This lined pie plate has the filling that combines 6 cups of sour IQF cherries, 3/4 cup sugar, 1/2 cup Pie Filling Enhancer, 1 teaspoon almond extract, 3/4 teaspoon cinnamon, and 1/2 teaspoon salt.
Pie hint #2: Top-crust creativity
Sure, you could roll out that top circle, drape it over the filling, cut a few slits in it, crimp the edges, and you'd be a pie-making hero, no question. But I don't want you to miss the opportunity to really have some fun.
A longstanding chef's tenet is that the top of a dish should give you a clue as to what's inside, so I went in search of a cherry pie-top cutter.
Next I cut a bunch of leaves from the rest of the dough, and started putting it all together on top of the filling. I brushed everything with some egg substitute (Egg Beaters or the store equivalent: my favorite egg wash), and now it's ready for the oven.
The left photo is how it looked when I mixed the ingredients with the sour IQF cherries. On the right, the filling is in the lined pie pan. It looks different because I microwaved the frozen cherries to thaw them out and let them release some of their juice.
Food science note: tapioca needs to spend some time in liquid (15 to 20 minutes is about right; let the filling rest in a bowl, not the lined pie pan) before cooking, so its starches can take up water and swell. The wonky term for this is pregelatinizing the starch.
Pie hint #3: Give your pie the edge
With the second pie I reached for the cherry cutter and a pie shield. Pie shields are the perfect-sized cutters for top crusts.
After cutting out the top crust, I cut cherry silhouettes and saved the cutouts. Then I used a small, square fluted cutter to harvest a lot of little handkerchief squares, and overlapped them on the outside edge of the pie.

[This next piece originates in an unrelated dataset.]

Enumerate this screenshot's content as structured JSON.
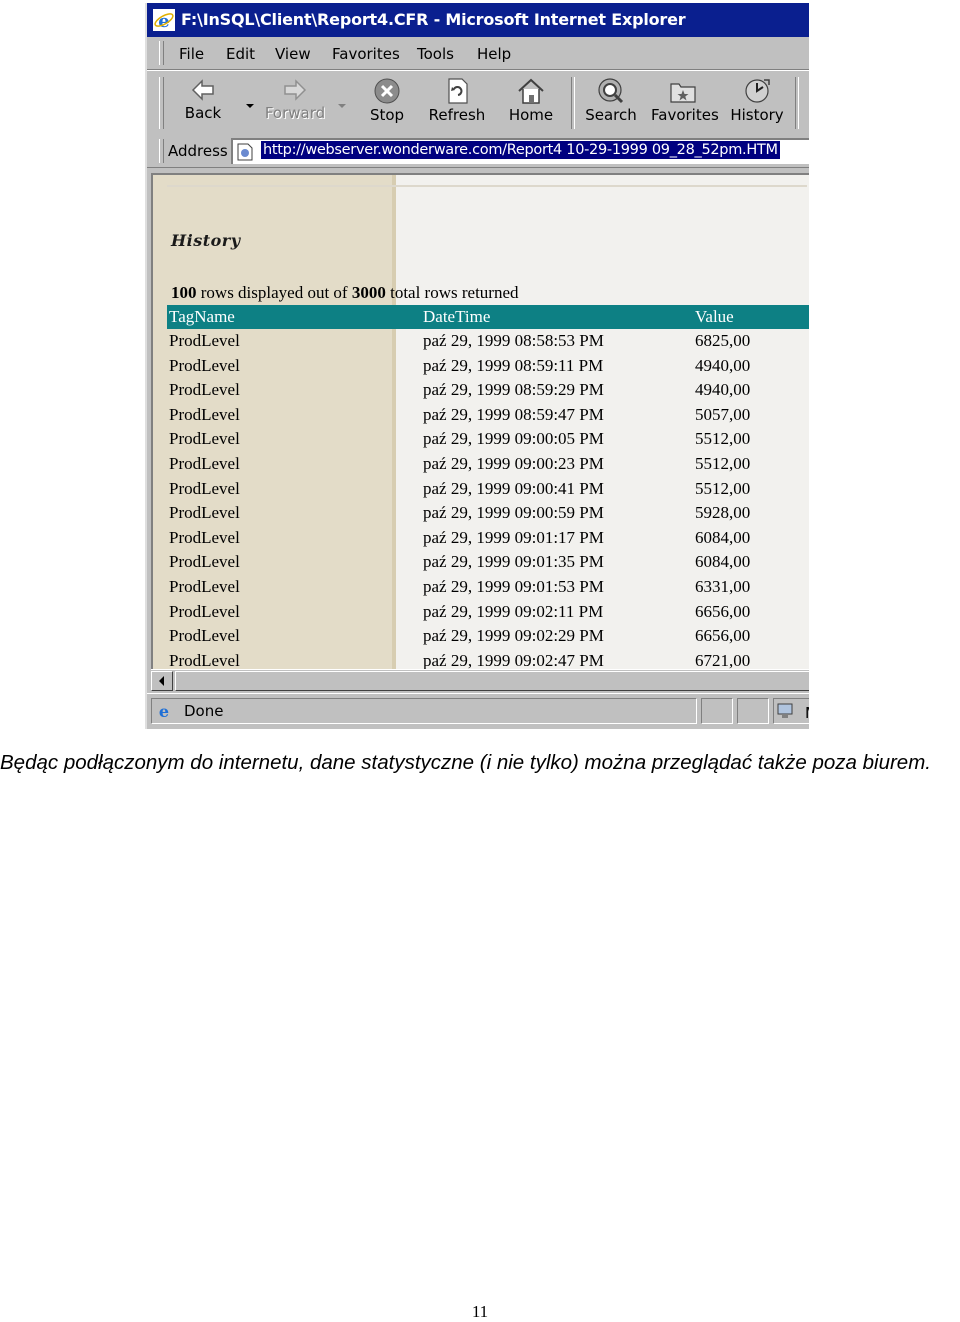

I used a small paintbrush to egg wash the squares and the cutouts, to help them stand out from the unglazed crust.
How did everything turn out?
Pretty well! Let's cut into them both, and see how the thickeners did their job.
On the left, Pie Filling Enhancer. (You'd get the same result from a mixture of Instant ClearJel and sugar, by the way; check out the baker's hint at the bottom of the recipe.) On the right, instant tapioca. The texture is a little less smooth, but they're both cutting nicely. Feel free to zoom in on those crust cross sections and check out the flake!
Yes, those frozen sour cherries are practically glowing. And no, I didn't put a single drop of food coloring in the fillings.
Recapturing a food memory can be a tricky thing. I'm grateful for the extra effort my mom made, so I was able to experience how amazing a freshly made cherry pie can be.
The best part is the way that memory informs what I can bake now. I encourage you all to use your favorite pie memory as inspiration, not intimidation. Let it be your starting point for new adventures. We'll help you, if you're nervous. Just give us a call, or chat with us online. Let the baking begin!
Please bake and review Mr. Washington's Cherry Pie.
Mr. Washington would be proud of you.